*WORK TO BE COMPLETED*.
Your answer should be one number: the count of lines in these entries that hold the word "JSON".

*DATA RECORDS*.
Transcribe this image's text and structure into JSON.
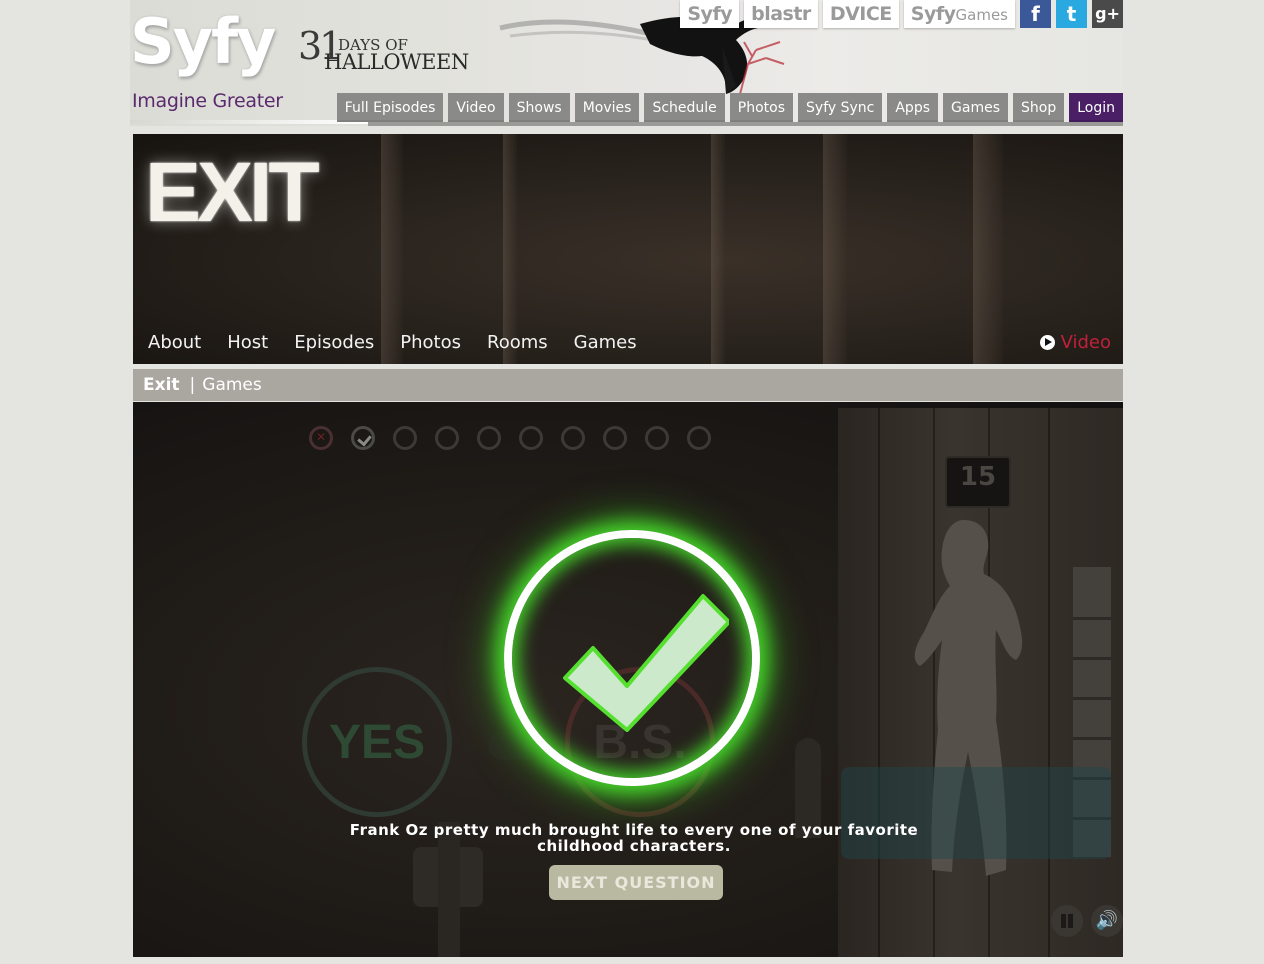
{
  "header": {
    "logo": "Syfy",
    "tagline": "Imagine Greater",
    "promo": {
      "number": "31",
      "line1": "DAYS OF",
      "line2": "HALLOWEEN"
    }
  },
  "network_tabs": [
    {
      "main": "Syfy",
      "sub": ""
    },
    {
      "main": "blastr",
      "sub": ""
    },
    {
      "main": "DVICE",
      "sub": ""
    },
    {
      "main": "Syfy",
      "sub": "Games"
    }
  ],
  "social": {
    "facebook": {
      "glyph": "f",
      "color": "#3b5998"
    },
    "twitter": {
      "glyph": "t",
      "color": "#2aa9e0"
    },
    "google": {
      "glyph": "g+",
      "color": "#4a4a4a"
    }
  },
  "nav": [
    "Full Episodes",
    "Video",
    "Shows",
    "Movies",
    "Schedule",
    "Photos",
    "Syfy Sync",
    "Apps",
    "Games",
    "Shop",
    "Login"
  ],
  "hero": {
    "title": "EXIT",
    "show_nav": [
      "About",
      "Host",
      "Episodes",
      "Photos",
      "Rooms",
      "Games"
    ],
    "video": "Video"
  },
  "breadcrumb": {
    "first": "Exit",
    "separator": "|",
    "second": "Games"
  },
  "game": {
    "timer": "15",
    "yes": "YES",
    "bs": "B.S.",
    "question": "Frank Oz pretty much brought life to every one of your favorite childhood characters.",
    "next_button": "NEXT QUESTION",
    "progress": [
      "wrong",
      "right",
      "empty",
      "empty",
      "empty",
      "empty",
      "empty",
      "empty",
      "empty",
      "empty"
    ],
    "accent_glow": "#45d22a"
  }
}
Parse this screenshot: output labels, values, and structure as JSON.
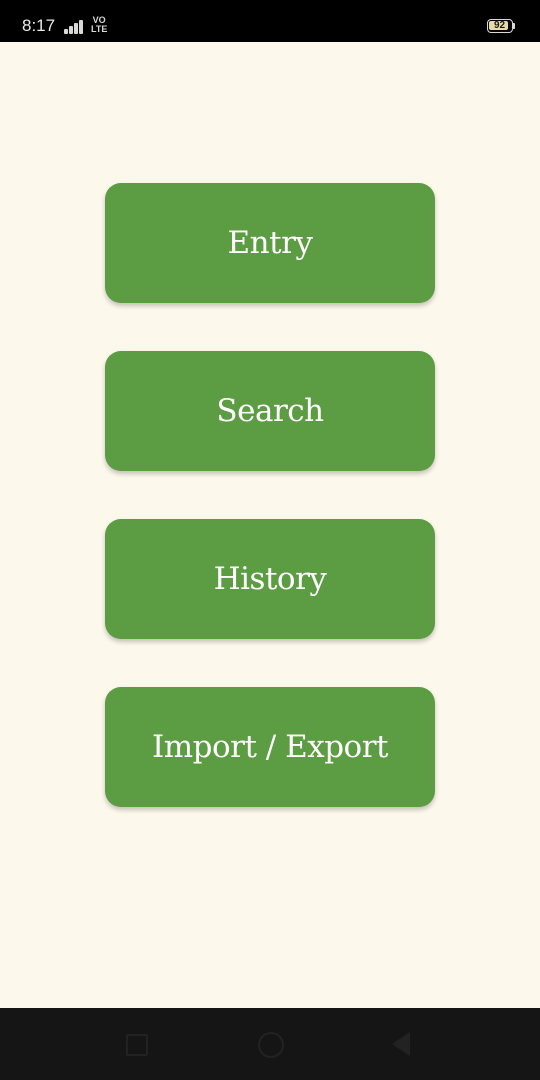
{
  "status_bar": {
    "time": "8:17",
    "network_line1": "VO",
    "network_line2": "LTE",
    "battery_level": "92",
    "icons": [
      "signal-icon",
      "battery-icon"
    ]
  },
  "menu": {
    "buttons": [
      {
        "label": "Entry"
      },
      {
        "label": "Search"
      },
      {
        "label": "History"
      },
      {
        "label": "Import / Export"
      }
    ]
  },
  "nav_bar": {
    "icons": [
      "recent-apps-icon",
      "home-icon",
      "back-icon"
    ]
  },
  "colors": {
    "background": "#fdf8ec",
    "button": "#5c9c43",
    "button_text": "#ffffff",
    "status_bar": "#000000",
    "nav_bar": "#151515"
  }
}
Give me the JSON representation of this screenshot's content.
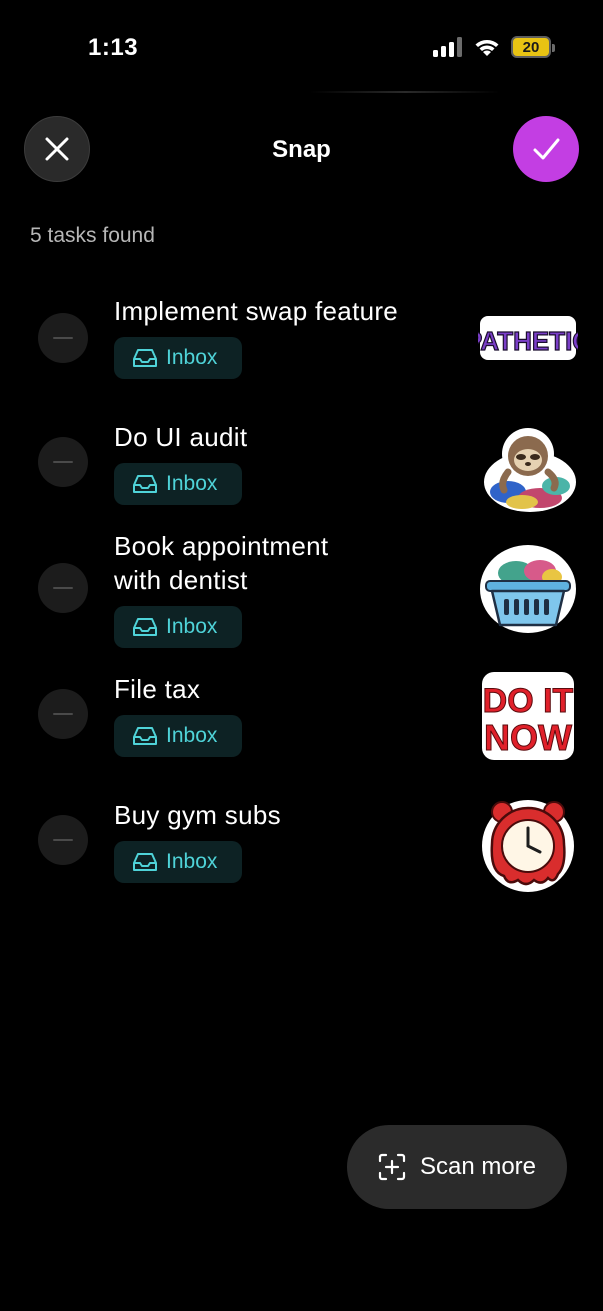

*ANSWER SPACE*.
3